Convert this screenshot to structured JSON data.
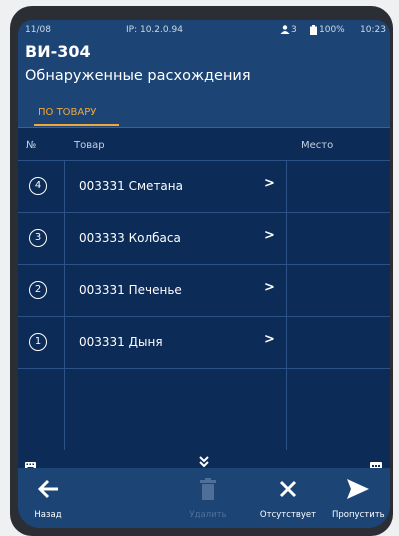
{
  "status_bar": {
    "time_left": "11/08",
    "ip": "IP: 10.2.0.94",
    "users": "3",
    "battery": "100%",
    "time": "10:23"
  },
  "header": {
    "title": "ВИ-304",
    "subtitle": "Обнаруженные расхождения"
  },
  "tabs": [
    {
      "label": "ПО ТОВАРУ",
      "active": true
    }
  ],
  "table": {
    "headers": {
      "num": "№",
      "product": "Товар",
      "place": "Место"
    },
    "rows": [
      {
        "num": "4",
        "product": "003331 Сметана",
        "place": ""
      },
      {
        "num": "3",
        "product": "003333 Колбаса",
        "place": ""
      },
      {
        "num": "2",
        "product": "003331 Печенье",
        "place": ""
      },
      {
        "num": "1",
        "product": "003331 Дыня",
        "place": ""
      }
    ]
  },
  "toolbar": {
    "back_label": "Назад",
    "delete_label": "Удалить",
    "absent_label": "Отсутствует",
    "skip_label": "Пропустить"
  },
  "colors": {
    "screen_bg": "#1c4576",
    "table_bg": "#0c2b57",
    "accent": "#f3a93a"
  },
  "icons": [
    "keyboard-icon",
    "double-chevron-down-icon",
    "keyboard-alt-icon",
    "arrow-left-icon",
    "trash-icon",
    "close-icon",
    "send-icon"
  ]
}
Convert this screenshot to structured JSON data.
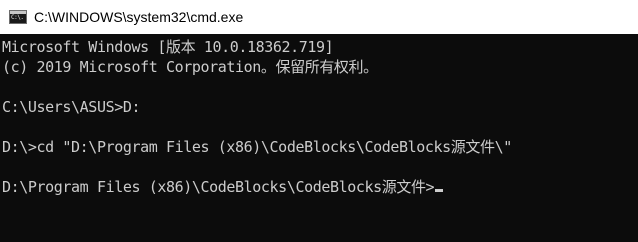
{
  "window": {
    "title": "C:\\WINDOWS\\system32\\cmd.exe",
    "icon": "cmd-prompt-icon",
    "icon_text": "C:\\."
  },
  "console": {
    "lines": [
      "Microsoft Windows [版本 10.0.18362.719]",
      "(c) 2019 Microsoft Corporation。保留所有权利。",
      "C:\\Users\\ASUS>D:",
      "D:\\>cd \"D:\\Program Files (x86)\\CodeBlocks\\CodeBlocks源文件\\\"",
      "D:\\Program Files (x86)\\CodeBlocks\\CodeBlocks源文件>"
    ]
  },
  "colors": {
    "console_bg": "#0c0c0c",
    "console_fg": "#cccccc",
    "titlebar_bg": "#ffffff"
  }
}
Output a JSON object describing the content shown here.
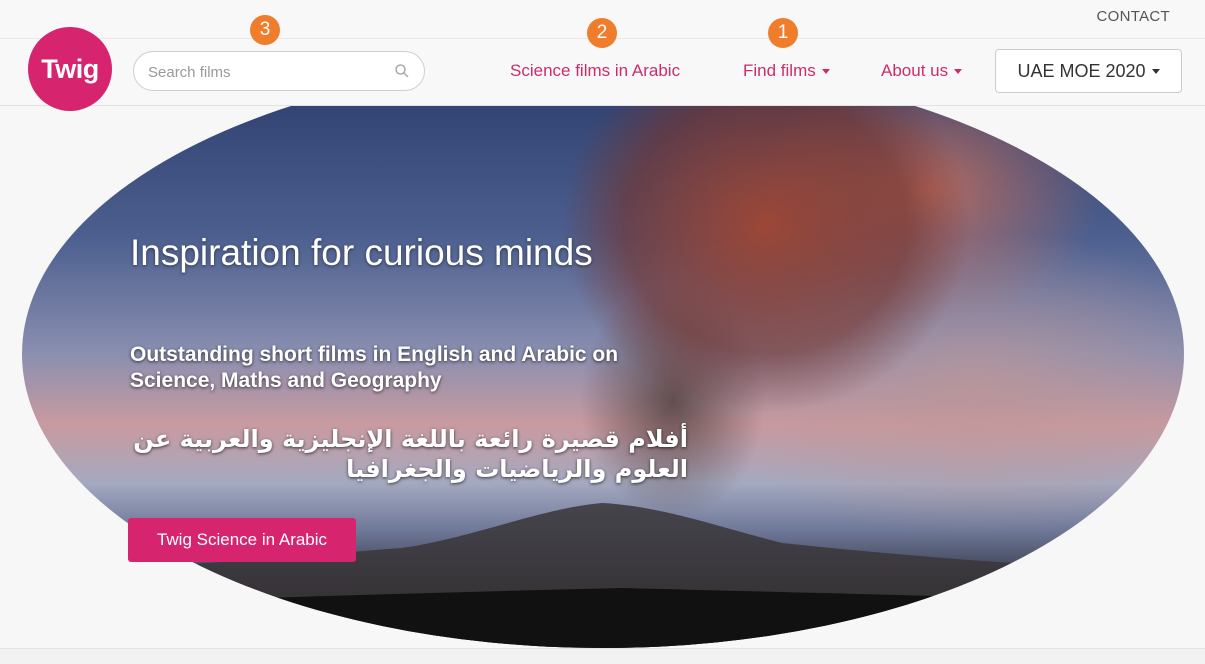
{
  "header": {
    "contact_label": "CONTACT",
    "logo_text": "Twig",
    "search": {
      "placeholder": "Search films",
      "value": ""
    },
    "nav": {
      "science_arabic": "Science films in Arabic",
      "find_films": "Find films",
      "about_us": "About us",
      "uae": "UAE MOE 2020"
    }
  },
  "badges": {
    "one": "1",
    "two": "2",
    "three": "3"
  },
  "hero": {
    "title": "Inspiration for curious minds",
    "subtitle": "Outstanding short films in English and Arabic on Science, Maths and Geography",
    "arabic_text": "أفلام قصيرة رائعة باللغة الإنجليزية والعربية عن العلوم والرياضيات والجغرافيا",
    "cta_label": "Twig Science in Arabic"
  },
  "colors": {
    "brand": "#d6246e",
    "badge": "#ef7d2b",
    "link": "#cc2c6b"
  }
}
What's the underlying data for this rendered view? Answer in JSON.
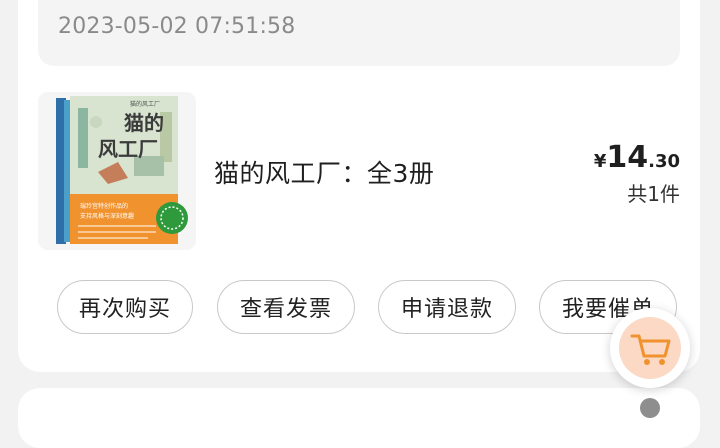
{
  "order": {
    "timestamp": "2023-05-02 07:51:58"
  },
  "product": {
    "title": "猫的风工厂：全3册",
    "cover_title": "猫的\n风工厂",
    "cover_series": "猫的风工厂",
    "cover_tagline_1": "瑞玲宫特创作品的",
    "cover_tagline_2": "支持风格与深刻意趣",
    "currency": "¥",
    "price_integer": "14",
    "price_decimal": ".30",
    "quantity_text": "共1件"
  },
  "actions": {
    "buy_again": "再次购买",
    "view_invoice": "查看发票",
    "request_refund": "申请退款",
    "urge_shipping": "我要催单"
  },
  "colors": {
    "accent_orange": "#f0922e",
    "fab_bg": "#fbd9c4"
  },
  "icons": {
    "fab": "shopping-cart-icon"
  }
}
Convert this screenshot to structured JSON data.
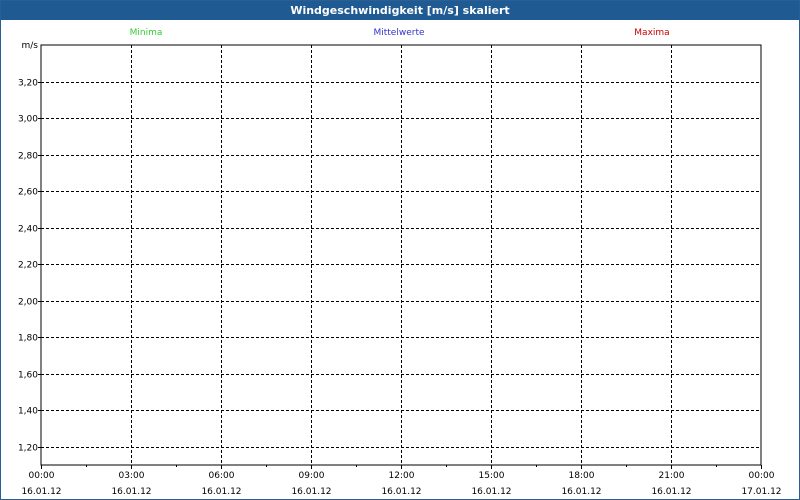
{
  "window": {
    "title": "Windgeschwindigkeit [m/s] skaliert"
  },
  "chart_data": {
    "type": "line",
    "unit_label": "m/s",
    "legend": [
      {
        "name": "Minima",
        "color": "#33cc33"
      },
      {
        "name": "Mittelwerte",
        "color": "#3333cc"
      },
      {
        "name": "Maxima",
        "color": "#cc0000"
      }
    ],
    "ylim": [
      1.1,
      3.4
    ],
    "y_ticks": [
      3.2,
      3.0,
      2.8,
      2.6,
      2.4,
      2.2,
      2.0,
      1.8,
      1.6,
      1.4,
      1.2
    ],
    "y_tick_labels": [
      "3,20",
      "3,00",
      "2,80",
      "2,60",
      "2,40",
      "2,20",
      "2,00",
      "1,80",
      "1,60",
      "1,40",
      "1,20"
    ],
    "x_ticks": [
      {
        "time": "00:00",
        "date": "16.01.12"
      },
      {
        "time": "03:00",
        "date": "16.01.12"
      },
      {
        "time": "06:00",
        "date": "16.01.12"
      },
      {
        "time": "09:00",
        "date": "16.01.12"
      },
      {
        "time": "12:00",
        "date": "16.01.12"
      },
      {
        "time": "15:00",
        "date": "16.01.12"
      },
      {
        "time": "18:00",
        "date": "16.01.12"
      },
      {
        "time": "21:00",
        "date": "16.01.12"
      },
      {
        "time": "00:00",
        "date": "17.01.12"
      }
    ],
    "grid": true,
    "series": [
      {
        "name": "Minima",
        "values": []
      },
      {
        "name": "Mittelwerte",
        "values": []
      },
      {
        "name": "Maxima",
        "values": []
      }
    ]
  }
}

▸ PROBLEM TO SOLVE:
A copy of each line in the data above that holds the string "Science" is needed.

▸ ANSWER BOX:
      "science_arabic": "Science films in Arabic",
    "subtitle": "Outstanding short films in English and Arabic on Science, Maths and Geography",
    "cta_label": "Twig Science in Arabic"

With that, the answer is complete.